At least seven people were killed and another 25 were hurt in a sequence of crashes on Interstate 55 near New Orleans the day before that were brought on by a “superfog” of smoke from a marsh fire and deep fog.
Crews worked into Tuesday morning to clean up the wreckage of more than 150 vehicles. Several local schools were forced to suspend or delay classes on Tuesday morning due to hazardous driving conditions as tow trucks continued to remove debris off the freeway.
The Louisiana State Police said 158 automobiles were involved, and 25 people were hurt. They issued a warning Monday night that as first responders searched for victims and the smell of burned debris was still strongly present in the air, the death toll may rise.
Before 9 a.m., the crashes started. Sgt. Kate Stegall of the Louisiana State Police said there were numerous collisions over a one-mile stretch of the highway on Monday.
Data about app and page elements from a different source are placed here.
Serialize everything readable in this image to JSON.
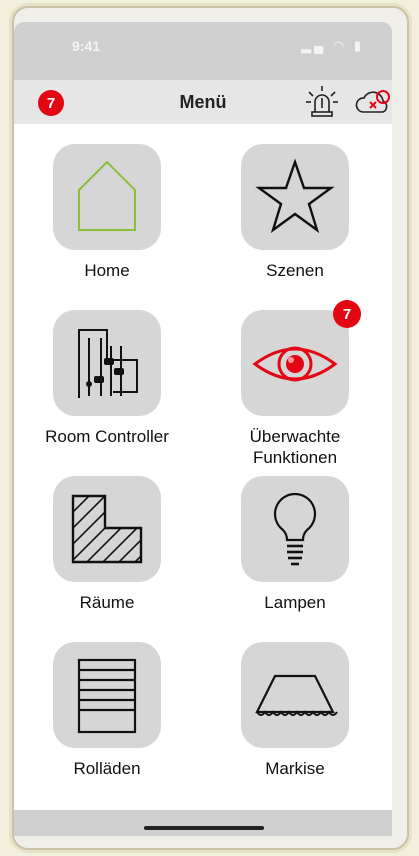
{
  "status": {
    "time": "9:41",
    "signal": "▂▄ ◠ ▮"
  },
  "nav": {
    "title": "Menü",
    "alerts_count": "7"
  },
  "tiles": [
    {
      "label": "Home",
      "icon": "house-icon"
    },
    {
      "label": "Szenen",
      "icon": "star-icon"
    },
    {
      "label": "Room Controller",
      "icon": "sliders-icon"
    },
    {
      "label": "Überwachte\nFunktionen",
      "icon": "eye-icon",
      "badge": "7"
    },
    {
      "label": "Räume",
      "icon": "room-icon"
    },
    {
      "label": "Lampen",
      "icon": "bulb-icon"
    },
    {
      "label": "Rolläden",
      "icon": "shutter-icon"
    },
    {
      "label": "Markise",
      "icon": "awning-icon"
    }
  ],
  "colors": {
    "accent": "#e30613",
    "house": "#8bbf3a",
    "tile_bg": "#d6d6d6"
  }
}
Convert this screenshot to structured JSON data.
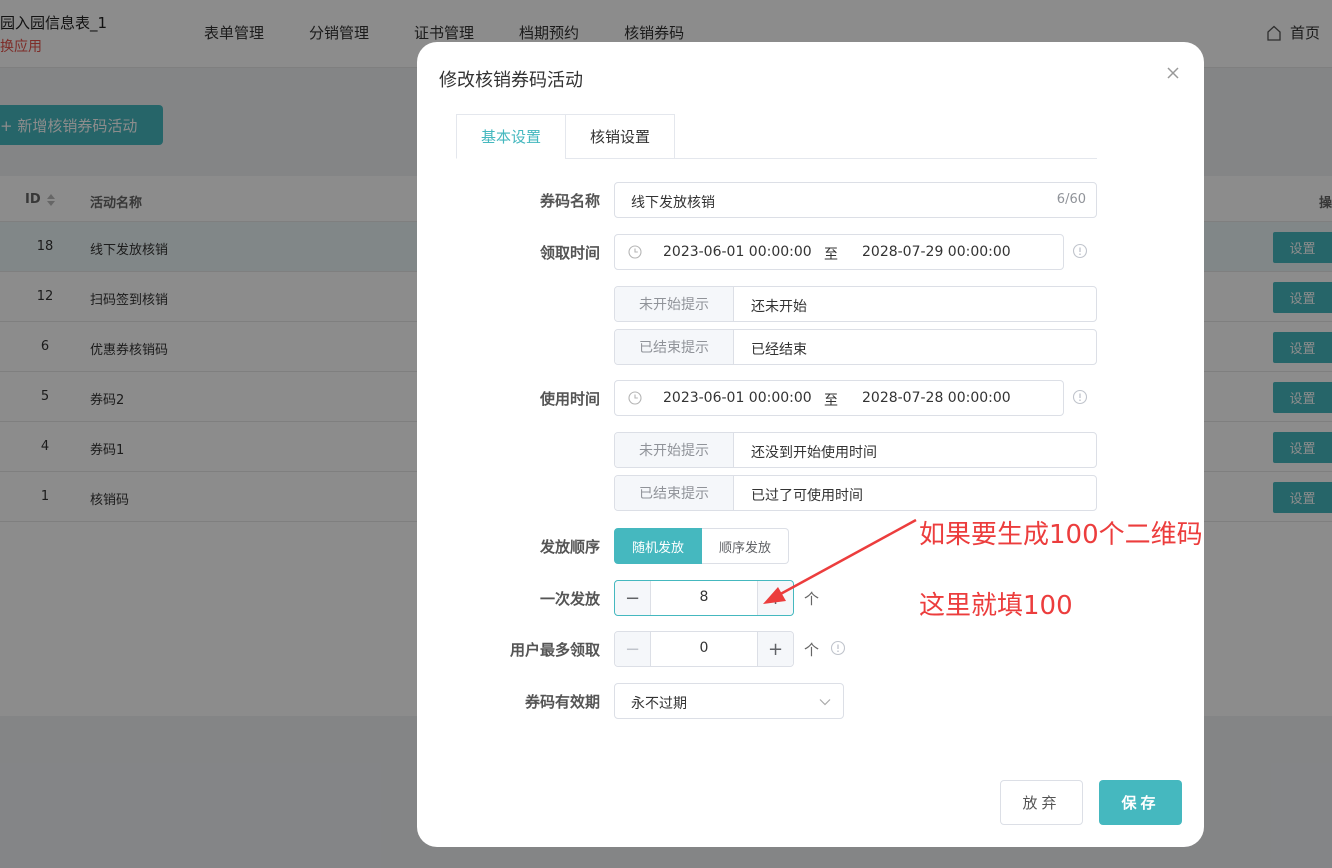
{
  "header": {
    "app_title": "园入园信息表_1",
    "app_switch": "换应用",
    "nav": [
      "表单管理",
      "分销管理",
      "证书管理",
      "档期预约",
      "核销券码"
    ],
    "home_label": "首页"
  },
  "page": {
    "add_button": "+ 新增核销券码活动",
    "table": {
      "columns": [
        "ID",
        "活动名称",
        "操"
      ],
      "rows": [
        {
          "id": "18",
          "name": "线下发放核销",
          "op": "设置"
        },
        {
          "id": "12",
          "name": "扫码签到核销",
          "op": "设置"
        },
        {
          "id": "6",
          "name": "优惠券核销码",
          "op": "设置"
        },
        {
          "id": "5",
          "name": "券码2",
          "op": "设置"
        },
        {
          "id": "4",
          "name": "券码1",
          "op": "设置"
        },
        {
          "id": "1",
          "name": "核销码",
          "op": "设置"
        }
      ]
    }
  },
  "dialog": {
    "title": "修改核销券码活动",
    "tabs": [
      "基本设置",
      "核销设置"
    ],
    "code_name": {
      "label": "券码名称",
      "value": "线下发放核销",
      "count": "6/60"
    },
    "receive_time": {
      "label": "领取时间",
      "start": "2023-06-01 00:00:00",
      "separator": "至",
      "end": "2028-07-29 00:00:00",
      "not_started_label": "未开始提示",
      "not_started_value": "还未开始",
      "ended_label": "已结束提示",
      "ended_value": "已经结束"
    },
    "use_time": {
      "label": "使用时间",
      "start": "2023-06-01 00:00:00",
      "separator": "至",
      "end": "2028-07-28 00:00:00",
      "not_started_label": "未开始提示",
      "not_started_value": "还没到开始使用时间",
      "ended_label": "已结束提示",
      "ended_value": "已过了可使用时间"
    },
    "issue_order": {
      "label": "发放顺序",
      "options": [
        "随机发放",
        "顺序发放"
      ],
      "selected": "随机发放"
    },
    "per_issue": {
      "label": "一次发放",
      "value": "8",
      "unit": "个"
    },
    "user_max": {
      "label": "用户最多领取",
      "value": "0",
      "unit": "个"
    },
    "validity": {
      "label": "券码有效期",
      "value": "永不过期"
    },
    "cancel_button": "放弃",
    "save_button": "保存"
  },
  "annotation": {
    "line1": "如果要生成100个二维码",
    "line2": "这里就填100",
    "color": "#ec3d3d"
  },
  "colors": {
    "accent": "#45b8bf",
    "overlay": "rgba(0,0,0,0.45)"
  }
}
According to Stegall, the route was anticipated to be blocked at least until Tuesday morning, when the bridge could be checked for damage.
Long stretches of vehicles, trucks, and tractor-trailers were badly damaged and burned by the collisions. Vehicles were burned, smashed, and stacked on top of one another. While others screamed for help, other people got out of their cars and stood by the side of the road or on the roofs of their vehicles to stare in shock at the catastrophe.
When Clarencia Patterson Reed, 46, and her wife and niece were traveling to Manchac, she observed people waving for her to stop. However, after she did, two more cars struck her car from the side and the back. Patterson Reed was able to get out of the car on her side, but her wife was trapped inside with a broken side and a damaged leg. She claimed that other people intervened to provide assistance.
“I just thank God,” she murmured. A few cars ahead of us, there was a casualty. Patterson Reed could see the row of totaled vehicles and hear more collisions happening. It was a boom.
All you could hear was crashing, not a boom, said Patterson Reed to The Times-Picayune/The New Orleans Advocate. Christopher Coll, another motorist, claimed that as he was braking, a pickup truck “drove up on top of my work trailer and took me for a ride.”
Coll heard the sounds of slamming cars and popping tires, and he could smell burning. He was able to escape by kicking open his passenger door, and he later assisted others by pushing one guy out of a car window.
Authorities claimed that while 25 individuals were sent to the hospital with injuries ranging from mild to critical, others sought out medical attention on their own. Gov. John Bel Edwards of Louisiana requested prayers on Monday “for those hurt and killed” and issued a request for blood donations to replace depleting supplies.
The elevated expressway, which travels above swamps and open water between Lake Pontchartrain and Lake Maurepas, has crashed cars on both its northbound and southbound lanes, according to overhead pictures posted by the Louisiana State Police on their Facebook page. On I-55, there was a mile-long backup of traffic in both directions.
Parts of Interstate 10 and the 24-mile (39-kilometer) Lake Pontchartrain Causeway were occasionally closed as a result of the poor visibility.
To carry stranded drivers away from the scene of the accidents, school buses were called. State police reported to reporters at the site at noon that although one vehicle crossed the highway guardrail and sank into the water, the driver was unharmed.
State troopers continued to “notify families and investigate the precise causes of the crashes” as of Monday afternoon, according to Louisiana State Police.
The last batch of vehicles was being removed by Tuesday morning, and surface cleanup work will then start, according to the authorities.
The area will stay blocked while the bridge is being inspected, according to the state police and the state’s transportation agency.
For parishes around the lakes Pontchartrain and Maurepas, the National Weather Service issued a strong fog advisory that would be in effect until Tuesday morning.